Okay, so that happened. Despite my fervent wishes from last week, this week’s episode did not see Liz acquiring some cool new superpowers. In fact, it’s the opposite of that, as the episode begins with Liz on the verge of death.
If you’re wondering how Shivani is faring after two doses, then rest assured. She’s just fine! She’s better than fine, as she’s now solving problems using equations of which she had no previous knowledge. Salome, how can she be Bradley Cooper in Limitless after choking down alien go-go juice TWICE while Liz is basically short-circuiting after one breath?
Well, that’s easy. You see, Liz inhaled the majority of that last dose, so…science. Anyway, Kyle is still in Mexico/can help only by phone probably because Michael Trevino directed this episode. As such, the assembled team–everyone but Kyle and the sinkhole gang–is kind of flailing at the medical stuff. But when life gives you alien lemons, you make alien lemonade.
In the context of the show, that means that it’s mindscaping time. Max and Isobel hop into Liz’s brain, which is essentially a set from an old Western. As with the medical stuff, they are wholly unprepared for this. To put it another way, Isobel gets shot immediately–and thus ejected from the mindscape–while Max is kidnapped by the bad guys.
Meanwhile, Liz is the sheriff, which makes sense. She’s the sheriff of her own mind. Her father and Rosa serve as her deputies, while Maria gets to sing “Angel from Montgomery.” Uh, great. At least she’s got it better than Kyle, who is Liz’s horse in this world. And I’m not being metaphorical–I mean an actual clip-cloppy horse.
Since none of this is real, just mind stuff, I’m not going to give you a breathless play-by-play of everything that happens. In addition, if you’ve ever seen a Western or even a parody of one, then you know the basic beats. To that end, Liz and her crew are the good guys, who have to deal with baddies. Clyde is the first representation of a bad guy, which is kind of weird since he and Liz really haven’t had that much interaction.
Then again, I suppose it’s like when you’re dreaming and you incorporate sounds, like your alarm clock, into your dream. Liz’s mind needed to cast a bad guy and that’s the first image upon which it landed. But of course, that’s not the real bad guy. Clyde is just a front. The real baddie is another Liz because we’re our own worst enemies or whatever.
With help from Allie, who may actually be real in this mindscape, Liz has to solve the mystery of her brain if she’s to save Max. Well, really, she’s got to save herself. If she doesn’t survive, then Max will stay trapped in her mind, which means that he will also die. And time is running out, as even in her mindscape, Liz realizes that she’s overdosing.
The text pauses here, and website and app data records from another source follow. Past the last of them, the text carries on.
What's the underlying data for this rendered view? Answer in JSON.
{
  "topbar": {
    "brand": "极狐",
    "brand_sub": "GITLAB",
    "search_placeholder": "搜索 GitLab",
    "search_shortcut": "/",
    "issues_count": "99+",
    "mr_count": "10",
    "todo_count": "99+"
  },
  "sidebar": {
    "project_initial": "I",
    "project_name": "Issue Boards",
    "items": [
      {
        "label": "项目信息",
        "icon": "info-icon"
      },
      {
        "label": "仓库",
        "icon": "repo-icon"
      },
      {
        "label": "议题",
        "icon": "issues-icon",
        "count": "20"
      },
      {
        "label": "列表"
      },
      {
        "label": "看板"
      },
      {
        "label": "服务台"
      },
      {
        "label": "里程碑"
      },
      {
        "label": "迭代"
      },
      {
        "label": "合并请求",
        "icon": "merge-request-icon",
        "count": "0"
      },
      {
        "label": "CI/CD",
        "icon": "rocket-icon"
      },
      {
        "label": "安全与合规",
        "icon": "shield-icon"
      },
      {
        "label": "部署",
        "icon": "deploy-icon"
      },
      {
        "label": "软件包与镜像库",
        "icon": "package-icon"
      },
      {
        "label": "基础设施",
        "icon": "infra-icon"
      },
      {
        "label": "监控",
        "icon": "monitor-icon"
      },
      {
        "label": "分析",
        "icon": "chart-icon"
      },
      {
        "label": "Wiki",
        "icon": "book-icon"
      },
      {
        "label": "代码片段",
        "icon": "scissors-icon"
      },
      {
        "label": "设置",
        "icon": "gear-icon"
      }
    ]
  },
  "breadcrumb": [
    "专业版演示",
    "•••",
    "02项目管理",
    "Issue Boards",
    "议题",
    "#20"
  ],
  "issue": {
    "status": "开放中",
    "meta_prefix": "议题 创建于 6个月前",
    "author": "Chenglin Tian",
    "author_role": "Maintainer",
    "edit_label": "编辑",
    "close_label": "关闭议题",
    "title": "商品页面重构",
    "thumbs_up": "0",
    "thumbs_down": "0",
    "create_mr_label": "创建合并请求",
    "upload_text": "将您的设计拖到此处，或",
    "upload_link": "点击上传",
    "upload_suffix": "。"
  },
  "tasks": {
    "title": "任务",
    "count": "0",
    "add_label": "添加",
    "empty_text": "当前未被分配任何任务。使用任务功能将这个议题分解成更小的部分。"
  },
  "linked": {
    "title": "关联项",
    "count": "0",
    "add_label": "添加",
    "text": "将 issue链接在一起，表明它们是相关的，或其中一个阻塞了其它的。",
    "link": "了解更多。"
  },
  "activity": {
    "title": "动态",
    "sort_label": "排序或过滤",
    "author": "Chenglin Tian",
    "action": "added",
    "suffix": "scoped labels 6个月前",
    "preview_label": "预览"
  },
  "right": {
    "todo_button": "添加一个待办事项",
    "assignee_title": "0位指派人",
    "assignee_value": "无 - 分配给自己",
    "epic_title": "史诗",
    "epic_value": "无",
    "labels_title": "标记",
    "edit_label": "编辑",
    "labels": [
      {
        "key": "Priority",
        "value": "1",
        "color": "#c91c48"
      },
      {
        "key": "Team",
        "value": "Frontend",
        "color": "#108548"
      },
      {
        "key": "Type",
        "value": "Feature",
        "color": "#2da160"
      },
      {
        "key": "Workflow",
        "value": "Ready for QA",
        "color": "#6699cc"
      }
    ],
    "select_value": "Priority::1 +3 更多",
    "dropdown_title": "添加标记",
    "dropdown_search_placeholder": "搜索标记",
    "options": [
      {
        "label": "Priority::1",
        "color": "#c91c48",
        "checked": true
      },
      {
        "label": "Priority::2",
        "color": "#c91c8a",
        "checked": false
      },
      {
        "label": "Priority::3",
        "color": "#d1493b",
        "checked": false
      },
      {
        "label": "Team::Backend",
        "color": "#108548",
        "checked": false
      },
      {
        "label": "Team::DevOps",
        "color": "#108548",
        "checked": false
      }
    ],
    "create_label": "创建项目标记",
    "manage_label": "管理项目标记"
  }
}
Back in the real world, the only solution they’ve come up with so far, besides this mindscape, is Naloxone. That’s for opioid overdoses, though. I’m pretty sure that counteracting alien enhancement serum is an off…off-label use. That is to say, of course, that it doesn’t work. Luckily, Heath just happens to be in the area.
I didn’t really like this, to be honest. No offense to Heath, but I find it frustrating to check in with him when Alex is in a sinkhole. They do this whole side plot about how he and Rosa have gotten close, but again, how can I put this nicely? Who cares? Okay, maybe not nicely. But all of this has happened off-screen, which means the show didn’t value it enough to show us before now, so why should I?
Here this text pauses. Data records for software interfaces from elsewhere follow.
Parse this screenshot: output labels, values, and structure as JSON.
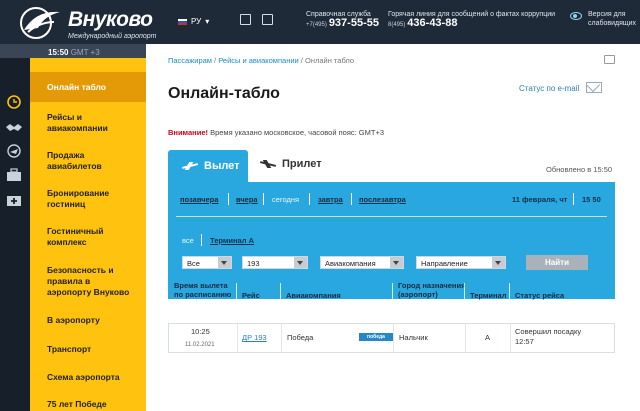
{
  "header": {
    "brand": "Внуково",
    "brand_sub": "Международный аэропорт",
    "lang": "РУ",
    "time": "15:50",
    "tz": "GMT +3",
    "help_title": "Справочная служба",
    "help_prefix": "+7(495)",
    "help_number": "937-55-55",
    "hotline_title": "Горячая линия для сообщений о фактах коррупции",
    "hotline_prefix": "8(495)",
    "hotline_number": "436-43-88",
    "vision_line1": "Версия для",
    "vision_line2": "слабовидящих"
  },
  "sidebar": {
    "items": [
      {
        "label": "Онлайн табло",
        "active": true
      },
      {
        "label": "Рейсы и авиакомпании"
      },
      {
        "label": "Продажа авиабилетов"
      },
      {
        "label": "Бронирование гостиниц"
      },
      {
        "label": "Гостиничный комплекс"
      },
      {
        "label": "Безопасность и правила в аэропорту Внуково"
      },
      {
        "label": "В аэропорту"
      },
      {
        "label": "Транспорт"
      },
      {
        "label": "Схема аэропорта"
      },
      {
        "label": "75 лет Победе"
      }
    ],
    "icons": [
      "clock-icon",
      "handshake-icon",
      "plane-circle-icon",
      "suitcase-icon",
      "first-aid-icon"
    ]
  },
  "main": {
    "breadcrumbs": [
      "Пассажирам",
      "Рейсы и авиакомпании",
      "Онлайн табло"
    ],
    "title": "Онлайн-табло",
    "mail_status": "Статус по e-mail",
    "notice_label": "Внимание!",
    "notice_text": " Время указано московское, часовой пояс: GMT+3",
    "tabs": {
      "departure": "Вылет",
      "arrival": "Прилет"
    },
    "updated": "Обновлено в 15:50",
    "days": [
      "позавчера",
      "вчера",
      "сегодня",
      "завтра",
      "послезавтра"
    ],
    "current_day": "сегодня",
    "date": "11 февраля, чт",
    "clock": "15 50",
    "terminals": [
      "все",
      "Терминал А"
    ],
    "filters": {
      "type": "Все",
      "flight": "193",
      "airline": "Авиакомпания",
      "direction": "Направление",
      "find": "Найти"
    },
    "columns": [
      "Время вылета по расписанию",
      "Рейс",
      "Авиакомпания",
      "Город назначения (аэропорт)",
      "Терминал",
      "Статус рейса"
    ],
    "rows": [
      {
        "time": "10:25",
        "date": "11.02.2021",
        "flight": "ДР 193",
        "airline": "Победа",
        "airline_logo": "победа",
        "city": "Нальчик",
        "terminal": "А",
        "status": "Совершил посадку 12:57"
      }
    ]
  },
  "colors": {
    "accent": "#29a7df",
    "sidebar": "#ffc20e",
    "active": "#e49a06",
    "header": "#1e2a38"
  }
}
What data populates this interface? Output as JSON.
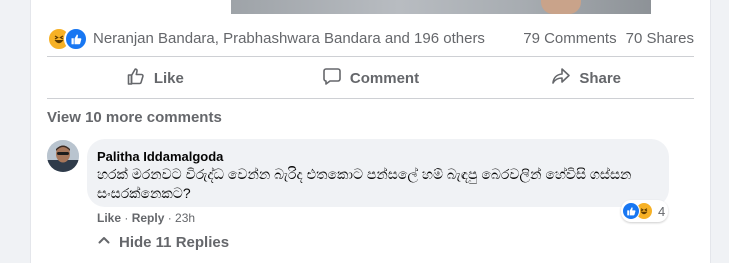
{
  "post": {
    "reactions": {
      "icons": [
        "haha-icon",
        "like-icon"
      ],
      "names_text": "Neranjan Bandara, Prabhashwara Bandara and 196 others",
      "comments_text": "79 Comments",
      "shares_text": "70 Shares"
    },
    "actions": {
      "like_label": "Like",
      "comment_label": "Comment",
      "share_label": "Share"
    },
    "view_more_comments": "View 10 more comments"
  },
  "comment": {
    "author": "Palitha Iddamalgoda",
    "text": "හරක් මරනවට විරුද්ධ වෙන්න බැරිද එතකොට පන්සලේ හම් බැඳපු බෙරවලින් හේවිසි ගස්සන සංසරක්නෙකට?",
    "reaction_icons": [
      "like-icon",
      "haha-icon"
    ],
    "reaction_count": "4",
    "like_label": "Like",
    "separator": " · ",
    "reply_label": "Reply",
    "time": "23h",
    "hide_replies_label": "Hide 11 Replies"
  },
  "colors": {
    "like_blue": "#1877f2",
    "haha_yellow": "#f7b125",
    "secondary_text": "#65676b",
    "bubble_bg": "#f0f2f5"
  }
}
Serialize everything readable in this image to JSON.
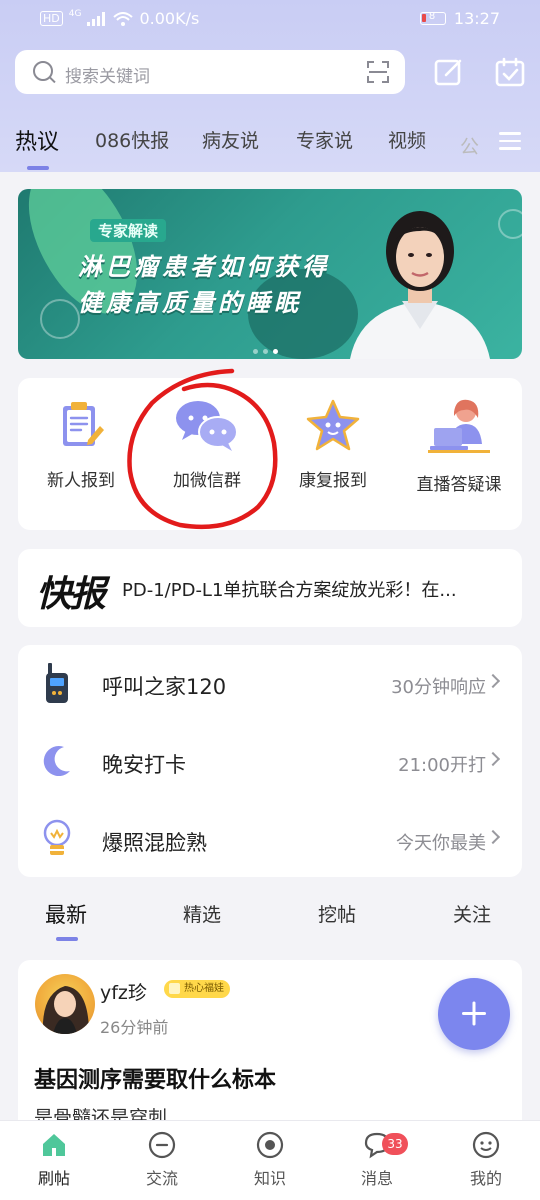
{
  "status_bar": {
    "left_hd": "HD",
    "left_net": "4G",
    "speed": "0.00K/s",
    "battery": "8",
    "time": "13:27"
  },
  "search": {
    "placeholder": "搜索关键词"
  },
  "category_tabs": [
    {
      "label": "热议",
      "active": true
    },
    {
      "label": "086快报"
    },
    {
      "label": "病友说"
    },
    {
      "label": "专家说"
    },
    {
      "label": "视频"
    },
    {
      "label": "公"
    }
  ],
  "banner": {
    "tag": "专家解读",
    "line1": "淋巴瘤患者如何获得",
    "line2": "健康高质量的睡眠"
  },
  "features": [
    {
      "label": "新人报到",
      "icon": "clipboard-icon"
    },
    {
      "label": "加微信群",
      "icon": "wechat-group-icon"
    },
    {
      "label": "康复报到",
      "icon": "star-icon"
    },
    {
      "label": "直播答疑课",
      "icon": "live-class-icon"
    }
  ],
  "news": {
    "logo": "快报",
    "text": "PD-1/PD-L1单抗联合方案绽放光彩！在..."
  },
  "quick_list": [
    {
      "title": "呼叫之家120",
      "right": "30分钟响应",
      "icon": "walkie-talkie-icon"
    },
    {
      "title": "晚安打卡",
      "right": "21:00开打",
      "icon": "moon-icon"
    },
    {
      "title": "爆照混脸熟",
      "right": "今天你最美",
      "icon": "lightbulb-icon"
    }
  ],
  "feed_tabs": [
    {
      "label": "最新",
      "active": true
    },
    {
      "label": "精选"
    },
    {
      "label": "挖帖"
    },
    {
      "label": "关注"
    }
  ],
  "post": {
    "user": "yfz珍",
    "badge": "热心福娃",
    "time": "26分钟前",
    "title": "基因测序需要取什么标本",
    "subtitle": "是骨髓还是穿刺"
  },
  "bottom_nav": [
    {
      "label": "刷帖",
      "active": true
    },
    {
      "label": "交流"
    },
    {
      "label": "知识"
    },
    {
      "label": "消息",
      "badge": "33"
    },
    {
      "label": "我的"
    }
  ],
  "colors": {
    "accent": "#7c82e6",
    "header_bg": "#c9cdf4",
    "badge_red": "#f0505a",
    "annotation_red": "#e21b1b"
  }
}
Anyway, the true purpose of all that, it seems, is to have Rosa talk Michael off the ledge. (This time I am being metaphorical.) He wants to go out there and dive straight into the sinkhole, which would probably be disastrous. To talk him out of it, Rosa brings up another time he did something reckless. You know, that time he framed her for her own death. I kind of get this line of thinking, but it also feels cheap. Let’s go back to the mindscape before I get too riled up.
Also, Max and Isobel and Liz and everyone gets to wallow in their worst feelings without scolding, so. Okay, okay. I’ll stop. Except that the mindscape is a perfect example. That’s because it turns out that Bad Liz apparently represents Regular Liz’s deepest secret feelings, like how being with Max will hold her back. (It’s telling that in her mindscape Max is a successful author.) She’s also still afraid of what she said before, that another shoe is going to drop.
Heath’s cure seems to work, as both Max and Liz wake up. Liz had been in the middle of a confrontation with Bad Liz when she vaulted back into the real world. But as she’s home with Max later that night, we see how it actually played out. Liz had surrendered to Bad Liz in her mindscape, giving her control as sheriff. So what does that mean for Real Liz?
7/10 – The Wild West mindscape was fun and I liked the character work. However, I would also like some character development. Liz cycling through her relationship worries again is not only repetitive but also feels like the show is manufacturing drama for drama’s sake.